Work request = For the entries below, report every line that includes the word "description".

Data provided =
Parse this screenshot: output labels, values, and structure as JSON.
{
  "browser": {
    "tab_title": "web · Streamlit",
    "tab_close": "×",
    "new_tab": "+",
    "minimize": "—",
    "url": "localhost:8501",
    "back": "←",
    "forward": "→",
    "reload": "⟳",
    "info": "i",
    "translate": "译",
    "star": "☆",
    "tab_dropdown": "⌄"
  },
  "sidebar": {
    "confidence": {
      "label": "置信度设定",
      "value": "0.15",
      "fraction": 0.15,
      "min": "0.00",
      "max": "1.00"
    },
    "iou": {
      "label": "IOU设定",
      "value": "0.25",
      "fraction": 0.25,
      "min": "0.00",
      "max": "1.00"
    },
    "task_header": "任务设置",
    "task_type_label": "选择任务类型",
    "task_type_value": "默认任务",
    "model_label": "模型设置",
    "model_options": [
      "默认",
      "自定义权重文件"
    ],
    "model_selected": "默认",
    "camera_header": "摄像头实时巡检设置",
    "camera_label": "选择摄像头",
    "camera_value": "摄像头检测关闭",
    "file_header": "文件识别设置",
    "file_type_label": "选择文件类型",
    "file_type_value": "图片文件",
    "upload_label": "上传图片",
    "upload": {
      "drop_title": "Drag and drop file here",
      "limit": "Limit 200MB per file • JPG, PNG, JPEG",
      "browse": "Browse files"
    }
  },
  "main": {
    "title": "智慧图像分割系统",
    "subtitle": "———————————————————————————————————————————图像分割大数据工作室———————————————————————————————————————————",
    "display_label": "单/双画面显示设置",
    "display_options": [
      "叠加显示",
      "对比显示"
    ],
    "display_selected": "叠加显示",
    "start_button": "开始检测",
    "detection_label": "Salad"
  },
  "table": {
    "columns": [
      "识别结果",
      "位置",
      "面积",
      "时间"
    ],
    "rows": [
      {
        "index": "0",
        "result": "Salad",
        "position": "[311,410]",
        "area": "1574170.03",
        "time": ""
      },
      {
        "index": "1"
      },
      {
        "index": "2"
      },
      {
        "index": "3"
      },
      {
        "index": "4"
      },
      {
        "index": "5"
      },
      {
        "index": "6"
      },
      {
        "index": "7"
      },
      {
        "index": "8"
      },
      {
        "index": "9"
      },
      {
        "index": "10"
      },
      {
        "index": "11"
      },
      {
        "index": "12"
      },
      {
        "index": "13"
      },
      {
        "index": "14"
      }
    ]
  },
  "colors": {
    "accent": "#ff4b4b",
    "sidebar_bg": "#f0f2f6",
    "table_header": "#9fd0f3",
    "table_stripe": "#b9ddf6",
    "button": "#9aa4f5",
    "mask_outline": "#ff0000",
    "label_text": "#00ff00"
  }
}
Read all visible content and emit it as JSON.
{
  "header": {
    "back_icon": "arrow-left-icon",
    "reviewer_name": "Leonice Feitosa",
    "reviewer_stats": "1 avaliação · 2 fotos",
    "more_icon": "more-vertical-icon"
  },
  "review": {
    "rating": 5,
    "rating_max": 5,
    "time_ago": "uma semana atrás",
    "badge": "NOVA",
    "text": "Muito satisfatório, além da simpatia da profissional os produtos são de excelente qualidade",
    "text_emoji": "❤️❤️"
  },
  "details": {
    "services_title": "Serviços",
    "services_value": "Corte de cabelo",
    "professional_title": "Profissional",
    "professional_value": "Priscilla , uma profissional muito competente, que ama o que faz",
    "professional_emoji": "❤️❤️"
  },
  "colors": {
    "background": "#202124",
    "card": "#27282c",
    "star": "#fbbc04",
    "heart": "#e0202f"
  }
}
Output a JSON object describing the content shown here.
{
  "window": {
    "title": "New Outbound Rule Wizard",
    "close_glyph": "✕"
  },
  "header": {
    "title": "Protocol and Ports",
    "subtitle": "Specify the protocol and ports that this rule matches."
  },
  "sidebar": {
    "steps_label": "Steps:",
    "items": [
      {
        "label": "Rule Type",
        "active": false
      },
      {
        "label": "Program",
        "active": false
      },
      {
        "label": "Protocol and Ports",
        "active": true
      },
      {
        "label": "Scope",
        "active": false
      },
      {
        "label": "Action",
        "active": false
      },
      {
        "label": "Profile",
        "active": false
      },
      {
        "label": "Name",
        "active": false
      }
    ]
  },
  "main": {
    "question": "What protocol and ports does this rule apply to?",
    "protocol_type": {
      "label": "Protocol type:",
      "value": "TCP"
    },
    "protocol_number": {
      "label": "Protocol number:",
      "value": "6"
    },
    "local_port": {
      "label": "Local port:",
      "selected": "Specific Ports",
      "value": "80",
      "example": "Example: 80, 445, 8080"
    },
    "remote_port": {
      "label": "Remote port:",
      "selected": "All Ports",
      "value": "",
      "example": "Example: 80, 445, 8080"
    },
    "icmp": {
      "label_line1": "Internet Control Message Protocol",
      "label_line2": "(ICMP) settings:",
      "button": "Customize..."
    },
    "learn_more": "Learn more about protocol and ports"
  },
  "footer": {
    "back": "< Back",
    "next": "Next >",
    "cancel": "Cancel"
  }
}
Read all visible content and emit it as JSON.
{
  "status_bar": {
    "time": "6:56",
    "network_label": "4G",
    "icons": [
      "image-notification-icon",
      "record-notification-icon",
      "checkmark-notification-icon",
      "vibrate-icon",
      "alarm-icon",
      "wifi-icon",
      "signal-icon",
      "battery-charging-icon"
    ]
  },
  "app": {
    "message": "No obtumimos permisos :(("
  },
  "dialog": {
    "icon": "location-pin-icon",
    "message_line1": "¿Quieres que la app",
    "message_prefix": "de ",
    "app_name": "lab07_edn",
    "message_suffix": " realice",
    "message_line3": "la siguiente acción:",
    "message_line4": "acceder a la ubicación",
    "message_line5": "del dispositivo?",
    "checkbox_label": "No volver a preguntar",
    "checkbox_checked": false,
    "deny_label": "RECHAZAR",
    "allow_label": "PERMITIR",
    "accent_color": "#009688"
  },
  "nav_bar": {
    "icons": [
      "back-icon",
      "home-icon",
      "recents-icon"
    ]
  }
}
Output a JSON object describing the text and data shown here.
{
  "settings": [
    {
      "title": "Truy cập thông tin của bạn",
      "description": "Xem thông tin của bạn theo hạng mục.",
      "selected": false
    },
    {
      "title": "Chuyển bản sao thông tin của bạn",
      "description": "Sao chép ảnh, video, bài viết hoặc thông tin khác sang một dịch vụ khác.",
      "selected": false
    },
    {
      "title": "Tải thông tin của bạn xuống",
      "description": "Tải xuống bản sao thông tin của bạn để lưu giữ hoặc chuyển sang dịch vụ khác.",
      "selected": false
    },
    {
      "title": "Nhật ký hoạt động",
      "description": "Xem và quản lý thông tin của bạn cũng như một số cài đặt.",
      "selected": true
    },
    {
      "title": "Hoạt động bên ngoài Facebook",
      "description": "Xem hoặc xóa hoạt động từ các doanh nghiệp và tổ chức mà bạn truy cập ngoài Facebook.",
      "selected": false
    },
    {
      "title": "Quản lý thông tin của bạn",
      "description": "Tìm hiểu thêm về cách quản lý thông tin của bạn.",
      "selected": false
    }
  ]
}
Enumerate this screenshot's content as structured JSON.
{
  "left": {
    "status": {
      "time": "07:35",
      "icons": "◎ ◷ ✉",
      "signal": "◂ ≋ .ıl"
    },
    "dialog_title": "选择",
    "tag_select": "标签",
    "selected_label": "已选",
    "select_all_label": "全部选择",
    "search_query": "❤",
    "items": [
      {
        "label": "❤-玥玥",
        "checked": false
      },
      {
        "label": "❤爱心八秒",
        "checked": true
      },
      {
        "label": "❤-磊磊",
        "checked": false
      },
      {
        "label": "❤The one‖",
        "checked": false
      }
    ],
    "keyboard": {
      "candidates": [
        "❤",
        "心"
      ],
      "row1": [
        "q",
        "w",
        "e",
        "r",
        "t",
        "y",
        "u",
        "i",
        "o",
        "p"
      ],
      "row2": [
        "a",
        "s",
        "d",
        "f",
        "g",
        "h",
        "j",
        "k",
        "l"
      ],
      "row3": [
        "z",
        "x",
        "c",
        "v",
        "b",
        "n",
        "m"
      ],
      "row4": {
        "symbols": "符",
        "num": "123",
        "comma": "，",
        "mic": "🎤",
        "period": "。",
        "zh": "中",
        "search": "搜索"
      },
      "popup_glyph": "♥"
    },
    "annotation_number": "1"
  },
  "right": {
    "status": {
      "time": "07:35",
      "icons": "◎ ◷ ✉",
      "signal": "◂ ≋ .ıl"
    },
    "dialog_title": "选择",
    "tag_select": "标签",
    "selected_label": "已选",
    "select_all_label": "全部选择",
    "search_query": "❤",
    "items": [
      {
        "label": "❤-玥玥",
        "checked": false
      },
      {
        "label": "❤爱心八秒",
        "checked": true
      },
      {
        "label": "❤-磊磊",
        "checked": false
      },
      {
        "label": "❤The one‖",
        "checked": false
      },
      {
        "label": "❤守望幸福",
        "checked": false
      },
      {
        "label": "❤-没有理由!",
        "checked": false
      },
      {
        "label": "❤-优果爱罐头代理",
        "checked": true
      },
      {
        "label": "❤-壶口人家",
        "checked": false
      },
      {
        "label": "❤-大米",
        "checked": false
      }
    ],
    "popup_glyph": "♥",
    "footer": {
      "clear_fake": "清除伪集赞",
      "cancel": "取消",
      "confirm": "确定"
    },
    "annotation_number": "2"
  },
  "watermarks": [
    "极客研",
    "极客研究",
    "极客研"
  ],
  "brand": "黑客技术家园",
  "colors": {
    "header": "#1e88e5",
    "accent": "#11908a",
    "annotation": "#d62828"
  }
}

Task result =
      "description": "Xem thông tin của bạn theo hạng mục.",
      "description": "Sao chép ảnh, video, bài viết hoặc thông tin khác sang một dịch vụ khác.",
      "description": "Tải xuống bản sao thông tin của bạn để lưu giữ hoặc chuyển sang dịch vụ khác.",
      "description": "Xem và quản lý thông tin của bạn cũng như một số cài đặt.",
      "description": "Xem hoặc xóa hoạt động từ các doanh nghiệp và tổ chức mà bạn truy cập ngoài Facebook.",
      "description": "Tìm hiểu thêm về cách quản lý thông tin của bạn.",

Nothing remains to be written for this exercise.